Which lines of the entries contain the word "people"? Please list them.

-*-*-

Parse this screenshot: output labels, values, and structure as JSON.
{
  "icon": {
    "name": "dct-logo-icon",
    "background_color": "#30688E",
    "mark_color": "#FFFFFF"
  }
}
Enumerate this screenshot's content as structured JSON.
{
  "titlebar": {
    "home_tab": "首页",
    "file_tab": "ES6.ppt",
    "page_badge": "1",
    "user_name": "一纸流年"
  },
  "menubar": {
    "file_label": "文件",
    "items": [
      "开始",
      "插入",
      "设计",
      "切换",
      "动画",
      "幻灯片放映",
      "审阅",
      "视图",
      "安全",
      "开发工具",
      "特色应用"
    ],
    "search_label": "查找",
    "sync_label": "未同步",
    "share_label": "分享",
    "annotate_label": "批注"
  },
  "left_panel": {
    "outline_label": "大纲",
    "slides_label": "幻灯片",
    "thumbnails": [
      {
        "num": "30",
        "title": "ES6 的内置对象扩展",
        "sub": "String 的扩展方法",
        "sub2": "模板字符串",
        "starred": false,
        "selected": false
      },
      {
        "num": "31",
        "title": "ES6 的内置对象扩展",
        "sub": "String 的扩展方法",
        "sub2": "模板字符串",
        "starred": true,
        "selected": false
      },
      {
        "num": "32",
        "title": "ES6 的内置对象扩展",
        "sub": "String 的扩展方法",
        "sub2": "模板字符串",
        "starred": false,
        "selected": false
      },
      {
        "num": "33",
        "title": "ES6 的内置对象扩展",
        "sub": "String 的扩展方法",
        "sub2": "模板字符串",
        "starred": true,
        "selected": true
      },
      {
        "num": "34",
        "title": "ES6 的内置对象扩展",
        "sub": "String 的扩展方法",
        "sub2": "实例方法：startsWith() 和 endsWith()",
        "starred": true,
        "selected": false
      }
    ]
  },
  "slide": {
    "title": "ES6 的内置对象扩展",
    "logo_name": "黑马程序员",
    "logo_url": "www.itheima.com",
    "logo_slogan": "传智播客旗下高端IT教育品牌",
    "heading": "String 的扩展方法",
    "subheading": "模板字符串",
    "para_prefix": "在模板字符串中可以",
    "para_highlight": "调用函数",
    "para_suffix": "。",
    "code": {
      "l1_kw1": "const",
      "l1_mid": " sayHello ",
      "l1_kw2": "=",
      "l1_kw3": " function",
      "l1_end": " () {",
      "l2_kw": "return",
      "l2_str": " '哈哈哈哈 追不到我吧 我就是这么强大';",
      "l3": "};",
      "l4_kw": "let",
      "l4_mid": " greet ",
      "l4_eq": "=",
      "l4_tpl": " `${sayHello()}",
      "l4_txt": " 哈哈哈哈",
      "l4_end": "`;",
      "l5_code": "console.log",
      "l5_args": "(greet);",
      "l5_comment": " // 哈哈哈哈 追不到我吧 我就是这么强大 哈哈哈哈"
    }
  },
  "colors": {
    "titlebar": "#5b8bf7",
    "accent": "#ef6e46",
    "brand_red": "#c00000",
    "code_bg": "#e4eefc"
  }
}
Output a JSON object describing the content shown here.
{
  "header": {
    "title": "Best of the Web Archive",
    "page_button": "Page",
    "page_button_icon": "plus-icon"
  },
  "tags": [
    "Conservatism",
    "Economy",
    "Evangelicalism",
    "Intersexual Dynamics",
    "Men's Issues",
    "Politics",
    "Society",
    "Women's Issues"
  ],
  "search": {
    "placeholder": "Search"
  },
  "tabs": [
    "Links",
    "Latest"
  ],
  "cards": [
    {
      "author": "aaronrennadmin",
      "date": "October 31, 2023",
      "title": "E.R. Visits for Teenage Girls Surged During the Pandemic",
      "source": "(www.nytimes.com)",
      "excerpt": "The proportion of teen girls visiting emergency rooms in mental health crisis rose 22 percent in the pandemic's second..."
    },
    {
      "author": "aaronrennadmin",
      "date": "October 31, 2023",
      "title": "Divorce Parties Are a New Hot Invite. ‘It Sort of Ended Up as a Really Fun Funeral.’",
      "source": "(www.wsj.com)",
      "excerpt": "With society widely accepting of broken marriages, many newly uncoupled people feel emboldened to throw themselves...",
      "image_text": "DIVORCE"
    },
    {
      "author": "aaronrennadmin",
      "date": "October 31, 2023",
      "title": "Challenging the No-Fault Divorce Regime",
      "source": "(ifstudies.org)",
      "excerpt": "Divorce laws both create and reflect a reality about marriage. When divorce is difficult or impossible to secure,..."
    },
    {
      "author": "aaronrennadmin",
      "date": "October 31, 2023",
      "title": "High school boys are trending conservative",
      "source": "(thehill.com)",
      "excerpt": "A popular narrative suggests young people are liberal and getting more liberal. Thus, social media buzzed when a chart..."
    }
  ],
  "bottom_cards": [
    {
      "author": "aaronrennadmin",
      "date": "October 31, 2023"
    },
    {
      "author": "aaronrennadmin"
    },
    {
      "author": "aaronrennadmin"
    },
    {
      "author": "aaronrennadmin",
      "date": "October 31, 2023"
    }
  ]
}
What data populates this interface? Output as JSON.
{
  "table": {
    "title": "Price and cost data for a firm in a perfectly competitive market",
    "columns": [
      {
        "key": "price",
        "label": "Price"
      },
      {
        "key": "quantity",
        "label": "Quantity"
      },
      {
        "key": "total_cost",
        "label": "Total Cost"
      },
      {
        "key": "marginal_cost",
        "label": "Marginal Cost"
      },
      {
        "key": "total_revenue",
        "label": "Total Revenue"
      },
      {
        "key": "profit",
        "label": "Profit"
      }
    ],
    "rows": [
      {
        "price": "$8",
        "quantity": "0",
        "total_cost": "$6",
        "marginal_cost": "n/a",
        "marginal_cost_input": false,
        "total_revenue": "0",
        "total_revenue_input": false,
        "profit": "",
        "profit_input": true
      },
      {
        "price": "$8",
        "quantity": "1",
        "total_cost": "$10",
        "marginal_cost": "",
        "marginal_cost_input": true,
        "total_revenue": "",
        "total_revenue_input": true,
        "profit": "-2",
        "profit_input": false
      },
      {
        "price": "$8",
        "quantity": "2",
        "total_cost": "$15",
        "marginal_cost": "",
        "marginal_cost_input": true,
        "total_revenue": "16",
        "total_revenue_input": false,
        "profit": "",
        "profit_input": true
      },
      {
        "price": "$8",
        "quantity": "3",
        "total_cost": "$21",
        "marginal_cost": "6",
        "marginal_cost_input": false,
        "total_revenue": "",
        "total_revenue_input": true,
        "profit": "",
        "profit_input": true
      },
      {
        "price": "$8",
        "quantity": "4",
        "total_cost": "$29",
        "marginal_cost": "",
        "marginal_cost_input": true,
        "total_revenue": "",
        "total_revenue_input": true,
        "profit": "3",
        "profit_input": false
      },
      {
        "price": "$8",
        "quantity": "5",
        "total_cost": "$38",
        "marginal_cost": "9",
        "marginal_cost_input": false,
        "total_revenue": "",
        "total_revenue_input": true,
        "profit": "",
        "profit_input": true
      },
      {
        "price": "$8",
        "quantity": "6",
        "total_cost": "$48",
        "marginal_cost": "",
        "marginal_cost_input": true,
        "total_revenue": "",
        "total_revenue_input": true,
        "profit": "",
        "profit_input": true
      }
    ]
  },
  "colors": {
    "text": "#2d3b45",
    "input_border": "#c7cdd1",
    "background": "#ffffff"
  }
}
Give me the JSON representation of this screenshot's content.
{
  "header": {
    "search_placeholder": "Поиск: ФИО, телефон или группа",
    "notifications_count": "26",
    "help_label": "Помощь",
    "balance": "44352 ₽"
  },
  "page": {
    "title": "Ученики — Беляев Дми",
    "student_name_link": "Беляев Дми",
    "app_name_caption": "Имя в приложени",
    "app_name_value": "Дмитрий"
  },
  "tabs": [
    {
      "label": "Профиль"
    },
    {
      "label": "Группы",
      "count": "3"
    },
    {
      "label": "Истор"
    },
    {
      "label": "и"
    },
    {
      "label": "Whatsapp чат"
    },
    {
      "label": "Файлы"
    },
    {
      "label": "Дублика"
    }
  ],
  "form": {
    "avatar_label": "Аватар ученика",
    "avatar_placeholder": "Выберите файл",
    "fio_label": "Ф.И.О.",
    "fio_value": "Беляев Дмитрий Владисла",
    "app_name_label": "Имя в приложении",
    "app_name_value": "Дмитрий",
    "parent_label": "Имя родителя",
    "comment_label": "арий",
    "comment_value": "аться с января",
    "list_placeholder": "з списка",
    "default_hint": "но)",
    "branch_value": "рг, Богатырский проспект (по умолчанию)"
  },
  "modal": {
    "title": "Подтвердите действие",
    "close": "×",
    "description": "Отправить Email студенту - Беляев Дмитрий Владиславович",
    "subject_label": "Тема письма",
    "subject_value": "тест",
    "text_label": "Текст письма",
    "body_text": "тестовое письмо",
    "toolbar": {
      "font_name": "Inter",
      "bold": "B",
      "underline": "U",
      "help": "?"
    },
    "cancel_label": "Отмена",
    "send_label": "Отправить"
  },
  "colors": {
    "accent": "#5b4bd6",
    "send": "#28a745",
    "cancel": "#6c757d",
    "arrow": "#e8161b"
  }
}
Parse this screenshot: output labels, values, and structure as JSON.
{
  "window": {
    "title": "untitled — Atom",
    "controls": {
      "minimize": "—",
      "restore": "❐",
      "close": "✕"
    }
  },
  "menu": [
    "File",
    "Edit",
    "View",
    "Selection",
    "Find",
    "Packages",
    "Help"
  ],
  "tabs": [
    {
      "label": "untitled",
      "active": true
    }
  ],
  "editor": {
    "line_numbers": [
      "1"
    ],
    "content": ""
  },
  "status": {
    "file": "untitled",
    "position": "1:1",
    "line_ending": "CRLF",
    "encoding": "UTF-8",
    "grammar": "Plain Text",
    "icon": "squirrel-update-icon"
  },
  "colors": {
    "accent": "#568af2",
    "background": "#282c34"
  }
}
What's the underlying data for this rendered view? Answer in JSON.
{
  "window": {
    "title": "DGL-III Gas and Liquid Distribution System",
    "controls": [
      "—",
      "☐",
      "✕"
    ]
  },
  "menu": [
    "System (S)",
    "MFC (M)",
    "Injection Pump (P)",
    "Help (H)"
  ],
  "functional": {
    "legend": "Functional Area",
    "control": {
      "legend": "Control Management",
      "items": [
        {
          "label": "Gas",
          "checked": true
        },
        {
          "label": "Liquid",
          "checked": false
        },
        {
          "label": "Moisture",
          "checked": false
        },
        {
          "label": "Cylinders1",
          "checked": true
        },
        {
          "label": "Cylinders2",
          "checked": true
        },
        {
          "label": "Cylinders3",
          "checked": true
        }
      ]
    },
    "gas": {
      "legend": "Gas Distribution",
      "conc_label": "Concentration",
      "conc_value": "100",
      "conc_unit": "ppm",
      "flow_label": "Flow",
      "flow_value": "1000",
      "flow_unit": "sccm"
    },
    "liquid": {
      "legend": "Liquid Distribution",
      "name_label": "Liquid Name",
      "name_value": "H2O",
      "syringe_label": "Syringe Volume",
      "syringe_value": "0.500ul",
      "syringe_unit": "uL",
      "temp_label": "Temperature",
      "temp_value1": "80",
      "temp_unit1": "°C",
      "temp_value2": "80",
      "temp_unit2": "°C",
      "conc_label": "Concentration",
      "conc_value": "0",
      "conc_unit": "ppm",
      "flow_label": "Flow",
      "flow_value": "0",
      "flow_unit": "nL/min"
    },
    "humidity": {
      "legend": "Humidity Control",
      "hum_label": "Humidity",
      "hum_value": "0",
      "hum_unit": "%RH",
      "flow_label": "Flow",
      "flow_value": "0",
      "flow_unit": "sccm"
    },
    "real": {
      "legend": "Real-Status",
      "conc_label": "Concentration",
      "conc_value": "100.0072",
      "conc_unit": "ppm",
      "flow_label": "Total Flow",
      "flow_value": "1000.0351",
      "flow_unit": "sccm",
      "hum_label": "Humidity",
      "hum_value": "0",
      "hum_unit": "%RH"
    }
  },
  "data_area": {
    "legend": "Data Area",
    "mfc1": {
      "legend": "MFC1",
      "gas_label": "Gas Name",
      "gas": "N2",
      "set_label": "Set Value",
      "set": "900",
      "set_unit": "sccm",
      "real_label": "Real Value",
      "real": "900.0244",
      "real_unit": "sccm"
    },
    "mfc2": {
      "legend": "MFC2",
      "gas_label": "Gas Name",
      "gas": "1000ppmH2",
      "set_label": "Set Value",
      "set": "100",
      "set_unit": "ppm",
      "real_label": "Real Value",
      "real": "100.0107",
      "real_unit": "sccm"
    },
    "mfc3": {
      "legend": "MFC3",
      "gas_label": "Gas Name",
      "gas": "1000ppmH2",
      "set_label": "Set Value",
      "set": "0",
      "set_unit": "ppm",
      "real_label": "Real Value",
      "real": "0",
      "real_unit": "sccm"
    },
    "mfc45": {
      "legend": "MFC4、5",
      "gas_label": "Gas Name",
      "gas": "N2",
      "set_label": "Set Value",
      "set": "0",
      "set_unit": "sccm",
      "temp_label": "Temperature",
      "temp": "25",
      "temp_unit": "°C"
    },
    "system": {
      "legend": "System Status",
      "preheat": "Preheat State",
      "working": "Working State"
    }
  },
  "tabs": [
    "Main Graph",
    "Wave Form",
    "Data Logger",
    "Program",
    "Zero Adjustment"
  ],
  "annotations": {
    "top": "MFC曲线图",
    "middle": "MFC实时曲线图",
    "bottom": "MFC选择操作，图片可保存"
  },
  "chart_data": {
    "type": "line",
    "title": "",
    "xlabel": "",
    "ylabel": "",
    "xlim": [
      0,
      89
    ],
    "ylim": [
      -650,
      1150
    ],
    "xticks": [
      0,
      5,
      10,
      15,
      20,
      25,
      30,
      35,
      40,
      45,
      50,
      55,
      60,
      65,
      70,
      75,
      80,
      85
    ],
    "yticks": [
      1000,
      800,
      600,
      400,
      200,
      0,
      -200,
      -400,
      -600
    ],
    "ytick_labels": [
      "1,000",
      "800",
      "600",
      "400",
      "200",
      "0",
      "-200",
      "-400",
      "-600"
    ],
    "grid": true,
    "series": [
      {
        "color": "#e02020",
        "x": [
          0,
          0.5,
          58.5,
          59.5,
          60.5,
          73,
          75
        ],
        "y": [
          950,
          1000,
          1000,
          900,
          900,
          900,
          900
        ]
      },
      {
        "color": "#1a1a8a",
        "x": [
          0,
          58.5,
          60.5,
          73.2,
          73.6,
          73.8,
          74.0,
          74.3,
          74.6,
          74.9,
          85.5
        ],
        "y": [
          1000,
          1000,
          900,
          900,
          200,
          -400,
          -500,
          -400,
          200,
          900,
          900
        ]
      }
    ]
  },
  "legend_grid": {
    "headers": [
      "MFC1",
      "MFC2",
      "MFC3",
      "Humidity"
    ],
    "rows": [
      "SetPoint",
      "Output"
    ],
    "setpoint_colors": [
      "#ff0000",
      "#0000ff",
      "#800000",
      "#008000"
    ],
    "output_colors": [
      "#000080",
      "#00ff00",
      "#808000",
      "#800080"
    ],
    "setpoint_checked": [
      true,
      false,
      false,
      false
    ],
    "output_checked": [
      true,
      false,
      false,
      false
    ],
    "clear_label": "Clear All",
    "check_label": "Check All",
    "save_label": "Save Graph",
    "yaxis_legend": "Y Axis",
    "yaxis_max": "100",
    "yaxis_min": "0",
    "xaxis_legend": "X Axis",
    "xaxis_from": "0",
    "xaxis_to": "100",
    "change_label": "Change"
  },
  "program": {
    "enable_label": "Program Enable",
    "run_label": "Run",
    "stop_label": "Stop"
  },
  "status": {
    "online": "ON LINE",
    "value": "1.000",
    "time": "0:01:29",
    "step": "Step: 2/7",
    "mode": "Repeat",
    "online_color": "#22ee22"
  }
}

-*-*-

* _Solution for this task_
      "excerpt": "With society widely accepting of broken marriages, many newly uncoupled people feel emboldened to throw themselves...",
      "excerpt": "A popular narrative suggests young people are liberal and getting more liberal. Thus, social media buzzed when a chart..."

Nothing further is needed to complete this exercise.